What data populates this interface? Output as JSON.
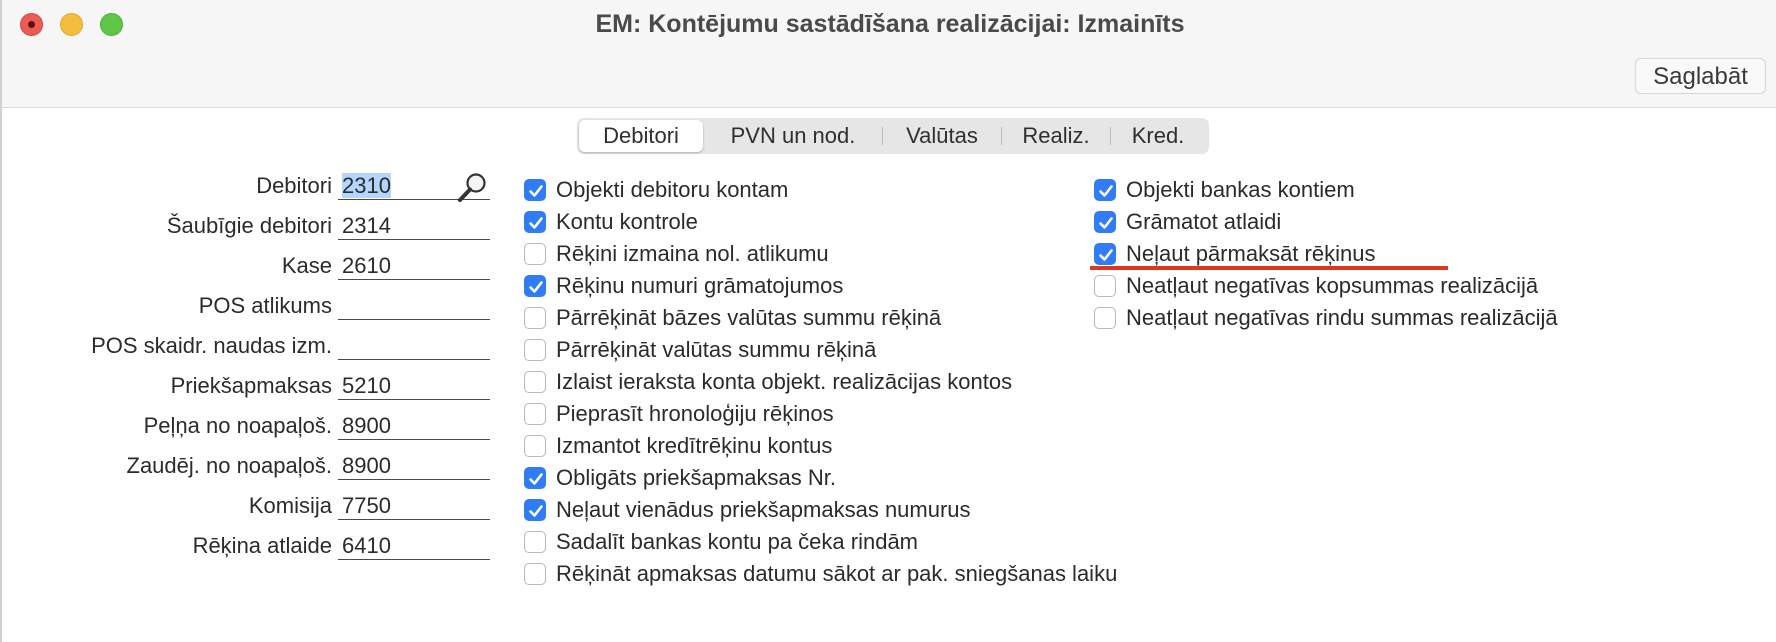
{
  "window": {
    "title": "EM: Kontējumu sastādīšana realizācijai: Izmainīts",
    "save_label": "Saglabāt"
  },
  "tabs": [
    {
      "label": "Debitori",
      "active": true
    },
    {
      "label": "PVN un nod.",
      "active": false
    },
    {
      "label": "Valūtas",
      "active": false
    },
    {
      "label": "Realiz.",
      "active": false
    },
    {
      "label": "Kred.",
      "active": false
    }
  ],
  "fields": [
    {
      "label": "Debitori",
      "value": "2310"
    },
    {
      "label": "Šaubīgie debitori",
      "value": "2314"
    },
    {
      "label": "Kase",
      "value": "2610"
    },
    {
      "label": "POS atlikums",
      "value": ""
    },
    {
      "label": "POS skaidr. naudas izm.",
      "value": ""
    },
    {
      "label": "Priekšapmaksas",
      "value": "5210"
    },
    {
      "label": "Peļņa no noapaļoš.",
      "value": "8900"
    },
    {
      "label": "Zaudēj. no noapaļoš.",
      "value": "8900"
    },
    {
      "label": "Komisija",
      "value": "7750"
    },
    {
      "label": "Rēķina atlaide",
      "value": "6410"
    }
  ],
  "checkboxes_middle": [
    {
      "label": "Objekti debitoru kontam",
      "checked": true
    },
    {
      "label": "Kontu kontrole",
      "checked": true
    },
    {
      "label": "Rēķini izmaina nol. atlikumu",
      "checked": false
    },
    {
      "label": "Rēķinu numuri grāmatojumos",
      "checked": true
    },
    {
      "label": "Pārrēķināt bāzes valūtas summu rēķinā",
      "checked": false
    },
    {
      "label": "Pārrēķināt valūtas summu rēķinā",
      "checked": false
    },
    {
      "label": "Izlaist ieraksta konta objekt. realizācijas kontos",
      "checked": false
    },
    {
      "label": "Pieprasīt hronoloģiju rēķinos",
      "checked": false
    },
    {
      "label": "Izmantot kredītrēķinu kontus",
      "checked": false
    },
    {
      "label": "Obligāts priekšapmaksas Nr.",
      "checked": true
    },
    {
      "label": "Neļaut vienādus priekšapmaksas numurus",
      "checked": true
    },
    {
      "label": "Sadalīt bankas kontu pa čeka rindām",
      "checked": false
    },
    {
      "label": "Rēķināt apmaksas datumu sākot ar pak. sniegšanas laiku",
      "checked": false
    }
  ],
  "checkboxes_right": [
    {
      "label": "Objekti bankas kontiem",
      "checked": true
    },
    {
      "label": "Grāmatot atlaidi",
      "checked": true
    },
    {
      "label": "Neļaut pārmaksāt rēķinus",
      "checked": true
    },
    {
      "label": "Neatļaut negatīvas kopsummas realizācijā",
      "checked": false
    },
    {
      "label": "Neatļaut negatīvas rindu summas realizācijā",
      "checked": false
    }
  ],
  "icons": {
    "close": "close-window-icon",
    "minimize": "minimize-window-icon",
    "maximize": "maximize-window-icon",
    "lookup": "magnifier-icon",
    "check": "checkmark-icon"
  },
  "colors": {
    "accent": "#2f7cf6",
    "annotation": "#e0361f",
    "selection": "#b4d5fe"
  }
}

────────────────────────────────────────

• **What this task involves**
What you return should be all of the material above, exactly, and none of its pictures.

• **Answer for this exercise**
What data populates this interface? Output as JSON.
{
  "window": {
    "title": "EM: Kontējumu sastādīšana realizācijai: Izmainīts",
    "save_label": "Saglabāt"
  },
  "tabs": [
    {
      "label": "Debitori",
      "active": true
    },
    {
      "label": "PVN un nod.",
      "active": false
    },
    {
      "label": "Valūtas",
      "active": false
    },
    {
      "label": "Realiz.",
      "active": false
    },
    {
      "label": "Kred.",
      "active": false
    }
  ],
  "fields": [
    {
      "label": "Debitori",
      "value": "2310"
    },
    {
      "label": "Šaubīgie debitori",
      "value": "2314"
    },
    {
      "label": "Kase",
      "value": "2610"
    },
    {
      "label": "POS atlikums",
      "value": ""
    },
    {
      "label": "POS skaidr. naudas izm.",
      "value": ""
    },
    {
      "label": "Priekšapmaksas",
      "value": "5210"
    },
    {
      "label": "Peļņa no noapaļoš.",
      "value": "8900"
    },
    {
      "label": "Zaudēj. no noapaļoš.",
      "value": "8900"
    },
    {
      "label": "Komisija",
      "value": "7750"
    },
    {
      "label": "Rēķina atlaide",
      "value": "6410"
    }
  ],
  "checkboxes_middle": [
    {
      "label": "Objekti debitoru kontam",
      "checked": true
    },
    {
      "label": "Kontu kontrole",
      "checked": true
    },
    {
      "label": "Rēķini izmaina nol. atlikumu",
      "checked": false
    },
    {
      "label": "Rēķinu numuri grāmatojumos",
      "checked": true
    },
    {
      "label": "Pārrēķināt bāzes valūtas summu rēķinā",
      "checked": false
    },
    {
      "label": "Pārrēķināt valūtas summu rēķinā",
      "checked": false
    },
    {
      "label": "Izlaist ieraksta konta objekt. realizācijas kontos",
      "checked": false
    },
    {
      "label": "Pieprasīt hronoloģiju rēķinos",
      "checked": false
    },
    {
      "label": "Izmantot kredītrēķinu kontus",
      "checked": false
    },
    {
      "label": "Obligāts priekšapmaksas Nr.",
      "checked": true
    },
    {
      "label": "Neļaut vienādus priekšapmaksas numurus",
      "checked": true
    },
    {
      "label": "Sadalīt bankas kontu pa čeka rindām",
      "checked": false
    },
    {
      "label": "Rēķināt apmaksas datumu sākot ar pak. sniegšanas laiku",
      "checked": false
    }
  ],
  "checkboxes_right": [
    {
      "label": "Objekti bankas kontiem",
      "checked": true
    },
    {
      "label": "Grāmatot atlaidi",
      "checked": true
    },
    {
      "label": "Neļaut pārmaksāt rēķinus",
      "checked": true
    },
    {
      "label": "Neatļaut negatīvas kopsummas realizācijā",
      "checked": false
    },
    {
      "label": "Neatļaut negatīvas rindu summas realizācijā",
      "checked": false
    }
  ],
  "icons": {
    "close": "close-window-icon",
    "minimize": "minimize-window-icon",
    "maximize": "maximize-window-icon",
    "lookup": "magnifier-icon",
    "check": "checkmark-icon"
  },
  "colors": {
    "accent": "#2f7cf6",
    "annotation": "#e0361f",
    "selection": "#b4d5fe"
  }
}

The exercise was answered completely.